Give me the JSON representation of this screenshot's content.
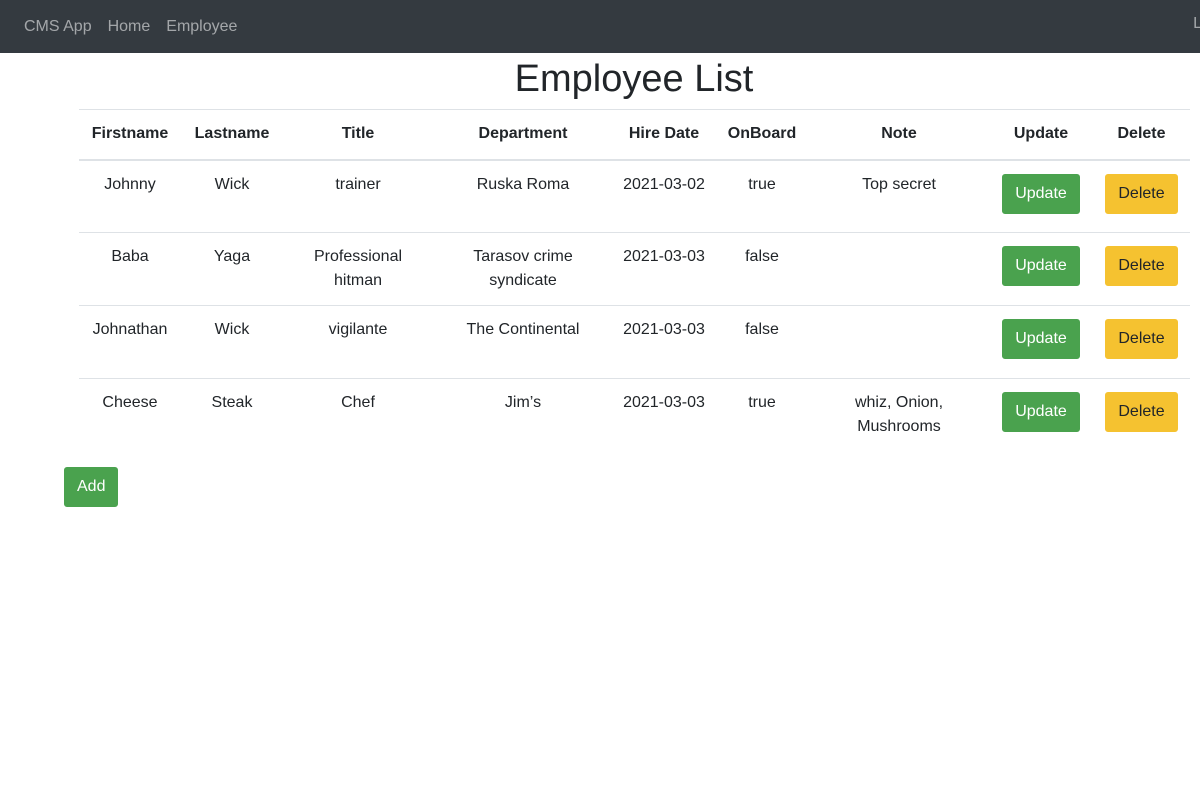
{
  "navbar": {
    "brand": "CMS App",
    "links": [
      "Home",
      "Employee"
    ],
    "right_text": "L"
  },
  "page": {
    "title": "Employee List"
  },
  "table": {
    "headers": [
      "Firstname",
      "Lastname",
      "Title",
      "Department",
      "Hire Date",
      "OnBoard",
      "Note",
      "Update",
      "Delete"
    ],
    "rows": [
      {
        "firstname": "Johnny",
        "lastname": "Wick",
        "title": "trainer",
        "department": "Ruska Roma",
        "hire_date": "2021-03-02",
        "onboard": "true",
        "note": "Top secret"
      },
      {
        "firstname": "Baba",
        "lastname": "Yaga",
        "title": "Professional hitman",
        "department": "Tarasov crime syndicate",
        "hire_date": "2021-03-03",
        "onboard": "false",
        "note": ""
      },
      {
        "firstname": "Johnathan",
        "lastname": "Wick",
        "title": "vigilante",
        "department": "The Continental",
        "hire_date": "2021-03-03",
        "onboard": "false",
        "note": ""
      },
      {
        "firstname": "Cheese",
        "lastname": "Steak",
        "title": "Chef",
        "department": "Jim’s",
        "hire_date": "2021-03-03",
        "onboard": "true",
        "note": "whiz, Onion, Mushrooms"
      }
    ],
    "update_label": "Update",
    "delete_label": "Delete"
  },
  "actions": {
    "add_label": "Add"
  },
  "colors": {
    "navbar_bg": "#343a40",
    "success": "#4aa24e",
    "warning": "#f5c230"
  }
}
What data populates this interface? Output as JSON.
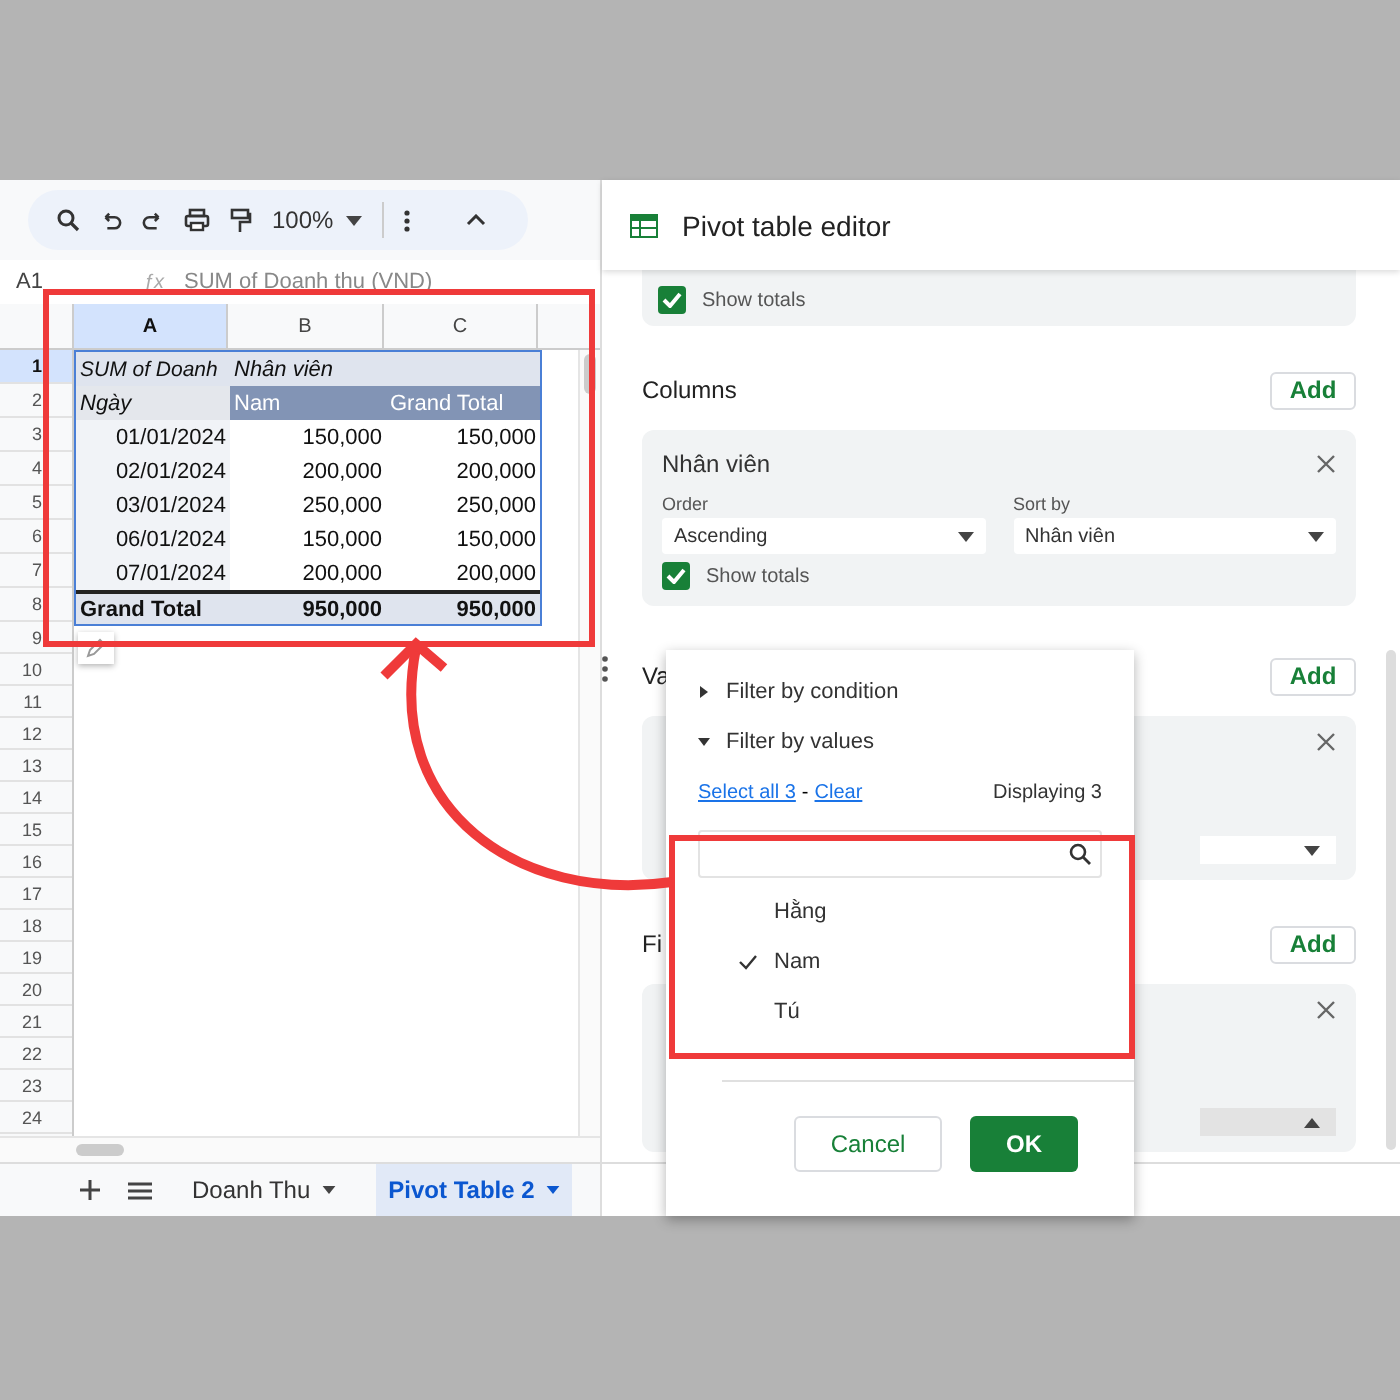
{
  "toolbar": {
    "zoom": "100%"
  },
  "name_box": "A1",
  "formula_icon": "ƒx",
  "formula": "SUM of Doanh thu (VND)",
  "columns": [
    {
      "label": "A",
      "selected": true
    },
    {
      "label": "B",
      "selected": false
    },
    {
      "label": "C",
      "selected": false
    }
  ],
  "row_numbers": [
    {
      "label": "1",
      "selected": true
    },
    {
      "label": "2",
      "selected": false
    },
    {
      "label": "3",
      "selected": false
    },
    {
      "label": "4",
      "selected": false
    },
    {
      "label": "5",
      "selected": false
    },
    {
      "label": "6",
      "selected": false
    },
    {
      "label": "7",
      "selected": false
    },
    {
      "label": "8",
      "selected": false
    },
    {
      "label": "9",
      "selected": false
    },
    {
      "label": "10",
      "selected": false
    },
    {
      "label": "11",
      "selected": false
    },
    {
      "label": "12",
      "selected": false
    },
    {
      "label": "13",
      "selected": false
    },
    {
      "label": "14",
      "selected": false
    },
    {
      "label": "15",
      "selected": false
    },
    {
      "label": "16",
      "selected": false
    },
    {
      "label": "17",
      "selected": false
    },
    {
      "label": "18",
      "selected": false
    },
    {
      "label": "19",
      "selected": false
    },
    {
      "label": "20",
      "selected": false
    },
    {
      "label": "21",
      "selected": false
    },
    {
      "label": "22",
      "selected": false
    },
    {
      "label": "23",
      "selected": false
    },
    {
      "label": "24",
      "selected": false
    }
  ],
  "pivot": {
    "corner": "SUM of Doanh",
    "column_field": "Nhân viên",
    "row_header": "Ngày",
    "column_headers": [
      "Nam",
      "Grand Total"
    ],
    "rows": [
      {
        "date": "01/01/2024",
        "values": [
          "150,000",
          "150,000"
        ]
      },
      {
        "date": "02/01/2024",
        "values": [
          "200,000",
          "200,000"
        ]
      },
      {
        "date": "03/01/2024",
        "values": [
          "250,000",
          "250,000"
        ]
      },
      {
        "date": "06/01/2024",
        "values": [
          "150,000",
          "150,000"
        ]
      },
      {
        "date": "07/01/2024",
        "values": [
          "200,000",
          "200,000"
        ]
      }
    ],
    "total": {
      "label": "Grand Total",
      "values": [
        "950,000",
        "950,000"
      ]
    }
  },
  "sheet_tabs": [
    {
      "label": "Doanh Thu",
      "selected": false
    },
    {
      "label": "Pivot Table 2",
      "selected": true
    }
  ],
  "editor": {
    "title": "Pivot table editor",
    "rows_card_tail": {
      "show_totals": {
        "label": "Show totals",
        "checked": true
      }
    },
    "columns_section": {
      "title": "Columns",
      "add": "Add",
      "card": {
        "field": "Nhân viên",
        "order_label": "Order",
        "order": "Ascending",
        "sort_label": "Sort by",
        "sort": "Nhân viên",
        "show_totals": {
          "label": "Show totals",
          "checked": true
        }
      }
    },
    "values_section": {
      "title": "Va",
      "add": "Add"
    },
    "filters_section": {
      "title": "Fi",
      "add": "Add"
    }
  },
  "filter_popup": {
    "sections": [
      {
        "label": "Filter by condition",
        "expanded": false
      },
      {
        "label": "Filter by values",
        "expanded": true
      }
    ],
    "select_all": "Select all 3",
    "separator": "-",
    "clear": "Clear",
    "displaying": "Displaying 3",
    "items": [
      {
        "label": "Hằng",
        "checked": false
      },
      {
        "label": "Nam",
        "checked": true
      },
      {
        "label": "Tú",
        "checked": false
      }
    ],
    "cancel": "Cancel",
    "ok": "OK"
  }
}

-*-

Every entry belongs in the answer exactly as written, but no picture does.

▶ **COMPLETED EXERCISE**:
Give me the JSON representation of this screenshot's content.
{
  "navbar": {
    "brand": "CMS App",
    "links": [
      "Home",
      "Employee"
    ],
    "right_text": "L"
  },
  "page": {
    "title": "Employee List"
  },
  "table": {
    "headers": [
      "Firstname",
      "Lastname",
      "Title",
      "Department",
      "Hire Date",
      "OnBoard",
      "Note",
      "Update",
      "Delete"
    ],
    "rows": [
      {
        "firstname": "Johnny",
        "lastname": "Wick",
        "title": "trainer",
        "department": "Ruska Roma",
        "hire_date": "2021-03-02",
        "onboard": "true",
        "note": "Top secret"
      },
      {
        "firstname": "Baba",
        "lastname": "Yaga",
        "title": "Professional hitman",
        "department": "Tarasov crime syndicate",
        "hire_date": "2021-03-03",
        "onboard": "false",
        "note": ""
      },
      {
        "firstname": "Johnathan",
        "lastname": "Wick",
        "title": "vigilante",
        "department": "The Continental",
        "hire_date": "2021-03-03",
        "onboard": "false",
        "note": ""
      },
      {
        "firstname": "Cheese",
        "lastname": "Steak",
        "title": "Chef",
        "department": "Jim’s",
        "hire_date": "2021-03-03",
        "onboard": "true",
        "note": "whiz, Onion, Mushrooms"
      }
    ],
    "update_label": "Update",
    "delete_label": "Delete"
  },
  "actions": {
    "add_label": "Add"
  },
  "colors": {
    "navbar_bg": "#343a40",
    "success": "#4aa24e",
    "warning": "#f5c230"
  }
}
What data populates this interface? Output as JSON.
{
  "toolbar": {
    "zoom": "100%"
  },
  "name_box": "A1",
  "formula_icon": "ƒx",
  "formula": "SUM of Doanh thu (VND)",
  "columns": [
    {
      "label": "A",
      "selected": true
    },
    {
      "label": "B",
      "selected": false
    },
    {
      "label": "C",
      "selected": false
    }
  ],
  "row_numbers": [
    {
      "label": "1",
      "selected": true
    },
    {
      "label": "2",
      "selected": false
    },
    {
      "label": "3",
      "selected": false
    },
    {
      "label": "4",
      "selected": false
    },
    {
      "label": "5",
      "selected": false
    },
    {
      "label": "6",
      "selected": false
    },
    {
      "label": "7",
      "selected": false
    },
    {
      "label": "8",
      "selected": false
    },
    {
      "label": "9",
      "selected": false
    },
    {
      "label": "10",
      "selected": false
    },
    {
      "label": "11",
      "selected": false
    },
    {
      "label": "12",
      "selected": false
    },
    {
      "label": "13",
      "selected": false
    },
    {
      "label": "14",
      "selected": false
    },
    {
      "label": "15",
      "selected": false
    },
    {
      "label": "16",
      "selected": false
    },
    {
      "label": "17",
      "selected": false
    },
    {
      "label": "18",
      "selected": false
    },
    {
      "label": "19",
      "selected": false
    },
    {
      "label": "20",
      "selected": false
    },
    {
      "label": "21",
      "selected": false
    },
    {
      "label": "22",
      "selected": false
    },
    {
      "label": "23",
      "selected": false
    },
    {
      "label": "24",
      "selected": false
    }
  ],
  "pivot": {
    "corner": "SUM of Doanh",
    "column_field": "Nhân viên",
    "row_header": "Ngày",
    "column_headers": [
      "Nam",
      "Grand Total"
    ],
    "rows": [
      {
        "date": "01/01/2024",
        "values": [
          "150,000",
          "150,000"
        ]
      },
      {
        "date": "02/01/2024",
        "values": [
          "200,000",
          "200,000"
        ]
      },
      {
        "date": "03/01/2024",
        "values": [
          "250,000",
          "250,000"
        ]
      },
      {
        "date": "06/01/2024",
        "values": [
          "150,000",
          "150,000"
        ]
      },
      {
        "date": "07/01/2024",
        "values": [
          "200,000",
          "200,000"
        ]
      }
    ],
    "total": {
      "label": "Grand Total",
      "values": [
        "950,000",
        "950,000"
      ]
    }
  },
  "sheet_tabs": [
    {
      "label": "Doanh Thu",
      "selected": false
    },
    {
      "label": "Pivot Table 2",
      "selected": true
    }
  ],
  "editor": {
    "title": "Pivot table editor",
    "rows_card_tail": {
      "show_totals": {
        "label": "Show totals",
        "checked": true
      }
    },
    "columns_section": {
      "title": "Columns",
      "add": "Add",
      "card": {
        "field": "Nhân viên",
        "order_label": "Order",
        "order": "Ascending",
        "sort_label": "Sort by",
        "sort": "Nhân viên",
        "show_totals": {
          "label": "Show totals",
          "checked": true
        }
      }
    },
    "values_section": {
      "title": "Va",
      "add": "Add"
    },
    "filters_section": {
      "title": "Fi",
      "add": "Add"
    }
  },
  "filter_popup": {
    "sections": [
      {
        "label": "Filter by condition",
        "expanded": false
      },
      {
        "label": "Filter by values",
        "expanded": true
      }
    ],
    "select_all": "Select all 3",
    "separator": "-",
    "clear": "Clear",
    "displaying": "Displaying 3",
    "items": [
      {
        "label": "Hằng",
        "checked": false
      },
      {
        "label": "Nam",
        "checked": true
      },
      {
        "label": "Tú",
        "checked": false
      }
    ],
    "cancel": "Cancel",
    "ok": "OK"
  }
}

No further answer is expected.